; thus the MPCs might also be activated pericytes that have entered the wound bed. These scenarios imply that migration of MPCs into the traumatized muscle is a part of the normal wound healing response, and HO occurs when pathological factors are present in the environment to encourage the expression of their osteogenic phenotype. The traumatized muscle tissue is an active wound bed, with intense inflammatory and wound healing responses. We are currently studying the cytokine expression profiles of the traumatized tissue to determine which factors are sufficient to trigger osteogenic differentiation of the MPCs and initiate the formation of ectopic bone.

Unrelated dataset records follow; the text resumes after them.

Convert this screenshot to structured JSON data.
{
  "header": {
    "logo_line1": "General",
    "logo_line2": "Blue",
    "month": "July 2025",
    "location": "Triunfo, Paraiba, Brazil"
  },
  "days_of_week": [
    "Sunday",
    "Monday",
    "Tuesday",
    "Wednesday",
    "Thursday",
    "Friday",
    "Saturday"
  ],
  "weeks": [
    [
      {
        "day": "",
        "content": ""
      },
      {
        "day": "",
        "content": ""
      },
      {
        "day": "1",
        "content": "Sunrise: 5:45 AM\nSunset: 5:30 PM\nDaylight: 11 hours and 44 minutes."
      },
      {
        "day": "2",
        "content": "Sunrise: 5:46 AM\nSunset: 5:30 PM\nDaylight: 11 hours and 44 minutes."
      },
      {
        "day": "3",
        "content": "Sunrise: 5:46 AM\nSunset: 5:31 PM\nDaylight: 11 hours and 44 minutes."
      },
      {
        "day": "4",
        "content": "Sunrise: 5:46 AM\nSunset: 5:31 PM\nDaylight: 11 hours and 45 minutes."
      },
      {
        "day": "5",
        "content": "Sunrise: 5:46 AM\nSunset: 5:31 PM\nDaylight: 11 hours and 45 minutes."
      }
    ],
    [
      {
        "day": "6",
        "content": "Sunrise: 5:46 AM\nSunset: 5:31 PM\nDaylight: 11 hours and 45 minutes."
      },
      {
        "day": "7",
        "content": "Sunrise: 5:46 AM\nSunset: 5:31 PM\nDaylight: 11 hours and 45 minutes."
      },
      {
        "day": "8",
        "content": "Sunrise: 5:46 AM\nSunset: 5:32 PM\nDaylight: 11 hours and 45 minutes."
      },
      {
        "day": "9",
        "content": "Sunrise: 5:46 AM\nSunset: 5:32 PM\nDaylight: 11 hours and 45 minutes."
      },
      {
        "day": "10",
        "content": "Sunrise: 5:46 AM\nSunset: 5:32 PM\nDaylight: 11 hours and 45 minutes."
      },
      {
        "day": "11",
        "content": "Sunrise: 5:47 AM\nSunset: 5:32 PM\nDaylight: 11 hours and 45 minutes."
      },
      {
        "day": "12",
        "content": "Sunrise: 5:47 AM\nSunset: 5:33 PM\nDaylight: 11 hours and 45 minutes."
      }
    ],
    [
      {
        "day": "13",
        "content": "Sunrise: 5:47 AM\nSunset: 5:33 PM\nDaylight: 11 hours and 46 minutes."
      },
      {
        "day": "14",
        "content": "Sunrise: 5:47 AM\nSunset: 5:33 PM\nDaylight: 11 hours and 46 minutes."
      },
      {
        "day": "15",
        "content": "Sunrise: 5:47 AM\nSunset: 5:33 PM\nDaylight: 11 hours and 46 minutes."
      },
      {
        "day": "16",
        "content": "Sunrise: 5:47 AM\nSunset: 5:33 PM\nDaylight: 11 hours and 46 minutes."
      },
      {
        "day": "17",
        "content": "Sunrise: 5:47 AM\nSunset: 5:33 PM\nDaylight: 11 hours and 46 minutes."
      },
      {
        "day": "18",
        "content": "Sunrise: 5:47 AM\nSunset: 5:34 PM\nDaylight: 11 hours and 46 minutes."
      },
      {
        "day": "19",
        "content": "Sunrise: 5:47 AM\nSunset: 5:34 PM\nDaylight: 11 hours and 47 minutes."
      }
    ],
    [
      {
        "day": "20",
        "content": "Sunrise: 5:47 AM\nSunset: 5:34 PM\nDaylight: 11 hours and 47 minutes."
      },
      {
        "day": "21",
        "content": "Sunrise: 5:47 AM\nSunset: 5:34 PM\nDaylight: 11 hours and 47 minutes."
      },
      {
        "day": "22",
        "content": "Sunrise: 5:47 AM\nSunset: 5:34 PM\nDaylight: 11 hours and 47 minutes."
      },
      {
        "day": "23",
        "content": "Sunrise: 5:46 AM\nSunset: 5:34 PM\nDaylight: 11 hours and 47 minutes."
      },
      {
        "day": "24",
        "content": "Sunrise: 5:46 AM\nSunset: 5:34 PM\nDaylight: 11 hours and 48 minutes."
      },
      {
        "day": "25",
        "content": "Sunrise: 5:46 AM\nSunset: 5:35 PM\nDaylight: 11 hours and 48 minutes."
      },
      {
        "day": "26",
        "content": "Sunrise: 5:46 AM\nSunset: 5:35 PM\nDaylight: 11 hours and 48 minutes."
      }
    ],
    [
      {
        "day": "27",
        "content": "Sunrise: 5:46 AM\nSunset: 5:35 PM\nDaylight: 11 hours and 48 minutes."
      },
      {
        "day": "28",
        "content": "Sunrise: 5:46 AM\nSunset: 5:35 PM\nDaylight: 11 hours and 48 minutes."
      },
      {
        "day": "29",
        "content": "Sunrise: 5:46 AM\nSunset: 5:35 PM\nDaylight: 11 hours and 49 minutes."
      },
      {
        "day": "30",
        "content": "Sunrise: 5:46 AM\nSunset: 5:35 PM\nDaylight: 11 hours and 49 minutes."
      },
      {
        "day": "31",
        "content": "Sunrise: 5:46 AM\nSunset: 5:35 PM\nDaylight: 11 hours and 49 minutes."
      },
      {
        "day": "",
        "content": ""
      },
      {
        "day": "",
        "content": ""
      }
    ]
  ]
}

In summary, the findings of this study indicate that traumatized muscle-derived MPCs are the putative osteoprogenitor cells responsible for HO following traumatic injury. Although there are notable differences between the MPCs and MSCs, which likely reflect their tissue of origin and in vivo function, both cell types demonstrate the ability to adopt the osteogenic differentiation pathway under the appropriate induction conditions. It is unclear what pathological signaling events occur in vivo to initiate the differentiation of traumatized muscle-derived MPCs into osteoblasts, and the identification of this triggering mechanism is an active area of investigation in our laboratory. Furthermore, the MPCs appear to differentiate more slowly than the bone marrow-derived MSCs, which suggests that an additional, intermediate step may be involved to encourage their terminal differentiation into osteoblasts, such as the endochondral ossification of the fibroproliferative lesions. This investigation will be followed up using an in vivo model to study the mechanism of osteogenic differentiation of MPCs that leads to ectopic bone formation in a physiological system. Nevertheless, our findings have shed substantial light on the mechanism of HO by identifying the MPCs in traumatized muscle as the osteoprogenitor cells that are likely to initiate bone formation, and may be used in future investigations to further elucidate the signaling mechanism involved in this process.